With rival candidates from rival parties, the elections will become a vote for both the EP and the Commission President with the European People Party (EPP) and the Party of European Socialists (PES) being the two parties more likely to get this post.

There will of course the possibility to reject both agendas by choosing the eurosceptic option which could jeopardize any further political and economic integration.

Political parties with top candidates for Commission President can raise the interest and participation in the EP vote thus reversing the pattern of low turnouts and increasing the democratic legitimacy of the EU, but to be successful they need to put forward credible and respectable candidates, to articulate clear and concrete proposals, and join forces to defeat the anti-EU/euro (eurosceptics and xenophobic) parties.

The mainstream parties should stress the benefits of maintaining an open economy, which is the best response to a globalizing world, and point out that abandoning the EU and withdrawing behind national borders is a false choice whose implications would immediately result in rise of prices and difficulty in traveling and in follow-on nefarious effects.

A Europe with a politically committed President, a supportive College of Commissioners and a majority or plurality in the EP represents a new and radically different Europe.

In the span of three decades turnout at EP elections plummeted from a high 61,99% in 1979 down to 43% in 2009. Transparency and accountability are two key elements for any electoral campaign: luckily, in an era dominated by social media and network, internet users can see how elected politicians represent them in the EP.

The ongoing financial crisis which is dominating the political agenda in most of EU Member States (MSs) is bound to affect the EU elections.
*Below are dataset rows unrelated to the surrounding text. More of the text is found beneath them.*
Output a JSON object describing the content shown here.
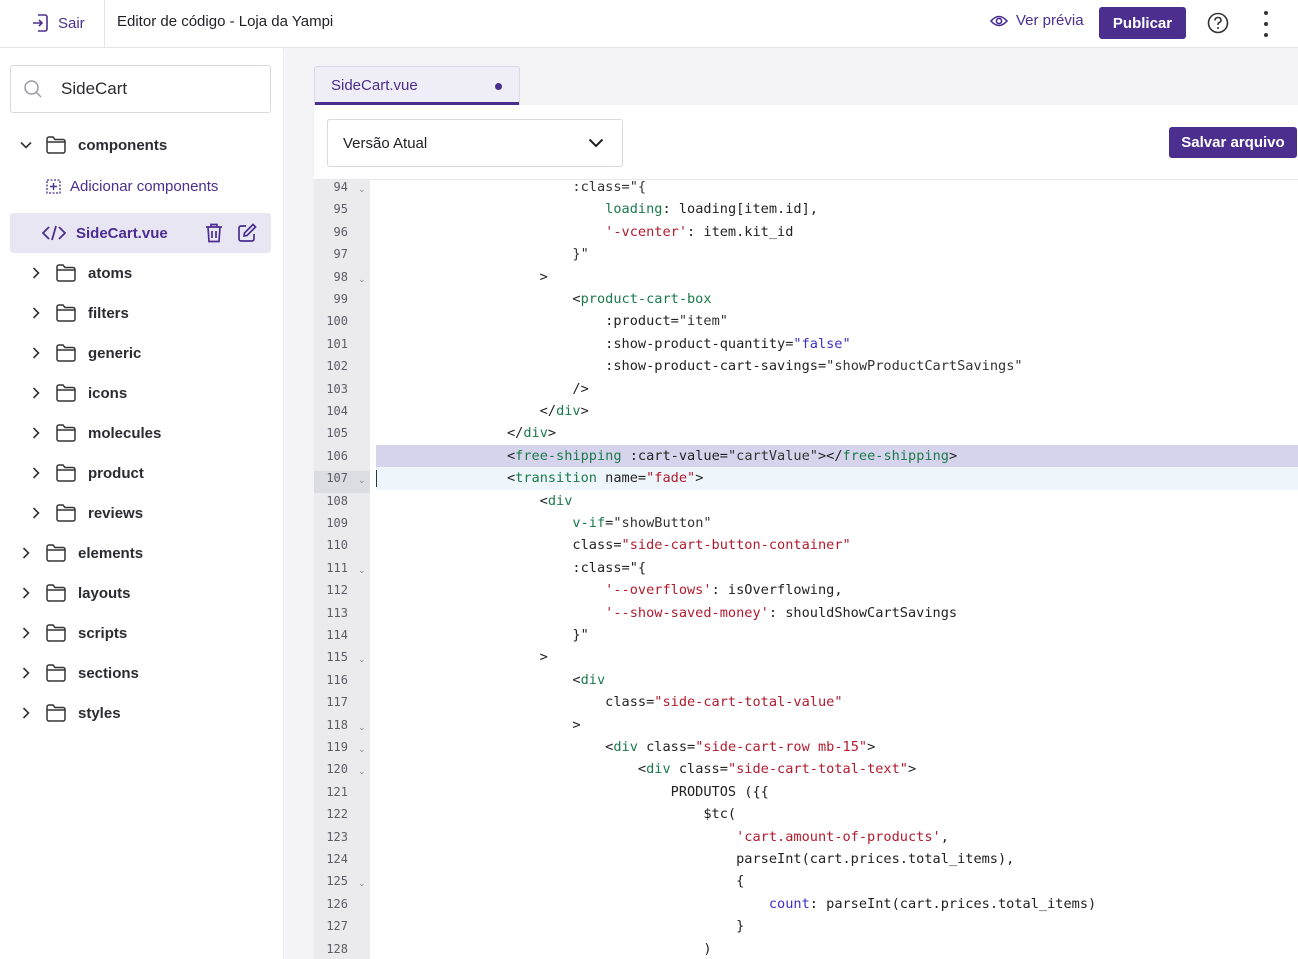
{
  "header": {
    "exit_label": "Sair",
    "title": "Editor de código - Loja da Yampi",
    "preview_label": "Ver prévia",
    "publish_label": "Publicar"
  },
  "sidebar": {
    "search_value": "SideCart",
    "root_folder": "components",
    "add_label": "Adicionar components",
    "active_file": "SideCart.vue",
    "subfolders": [
      "atoms",
      "filters",
      "generic",
      "icons",
      "molecules",
      "product",
      "reviews"
    ],
    "top_folders": [
      "elements",
      "layouts",
      "scripts",
      "sections",
      "styles"
    ]
  },
  "editor": {
    "tab_name": "SideCart.vue",
    "version_label": "Versão Atual",
    "save_label": "Salvar arquivo",
    "line_numbers": [
      "94",
      "95",
      "96",
      "97",
      "98",
      "99",
      "100",
      "101",
      "102",
      "103",
      "104",
      "105",
      "106",
      "107",
      "108",
      "109",
      "110",
      "111",
      "112",
      "113",
      "114",
      "115",
      "116",
      "117",
      "118",
      "119",
      "120",
      "121",
      "122",
      "123",
      "124",
      "125",
      "126",
      "127",
      "128"
    ],
    "highlighted_line": "106",
    "cursor_line": "107"
  }
}
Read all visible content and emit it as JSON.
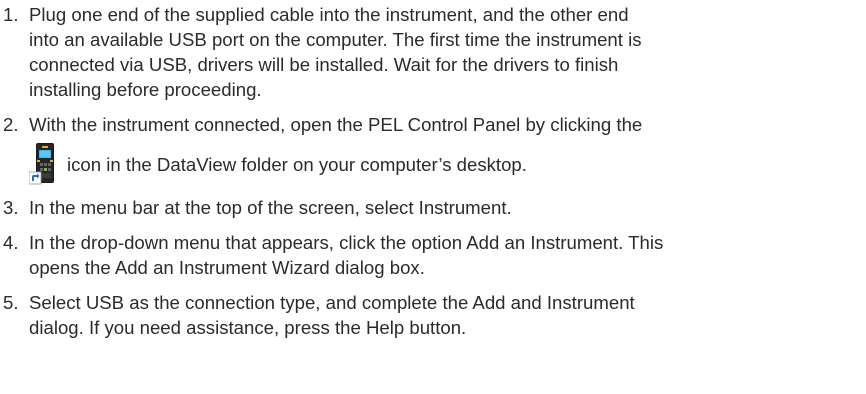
{
  "steps": [
    {
      "number": "1.",
      "lines": [
        "Plug one end of the supplied cable into the instrument, and the other end",
        "into an available USB port on the computer. The first time the instrument is",
        "connected via USB, drivers will be installed.  Wait for the drivers to finish",
        "installing before proceeding."
      ]
    },
    {
      "number": "2.",
      "line1": "With the instrument connected, open the PEL Control Panel by clicking the",
      "icon": "pel-control-panel-shortcut-icon",
      "line2": "icon in the DataView folder on your computer’s desktop."
    },
    {
      "number": "3.",
      "lines": [
        "In the menu bar at the top of the screen, select Instrument."
      ]
    },
    {
      "number": "4.",
      "lines": [
        "In the drop-down menu that appears, click the option Add an Instrument. This",
        "opens the Add an Instrument Wizard dialog box."
      ]
    },
    {
      "number": "5.",
      "lines": [
        "Select USB as the connection type, and complete the Add and Instrument",
        "dialog. If you need assistance, press the Help button."
      ]
    }
  ]
}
In the eurozone MSs have assumed a new role being creditors or debtors of billions of euros to other MSs thus increasing uncertainty, tension and euroscepticism. In the best case scenario the situation before May 2014 will (slightly) improve with MSs experiencing a positive growth rates and people feeling that the worst has been left behind. This could force anti-European parties to moderate their positions and allow national parties in office to maintain that “more Europe” has been and will be the best solution to crises. The declining trend in voter turn-out may thus be reversed for the first time having public interest increased and this could eventually also result in building up the European identity, seen as a crucial factor for the development of the EU supranational character but remaining, so far, an unachievable and unsuccessful political goal.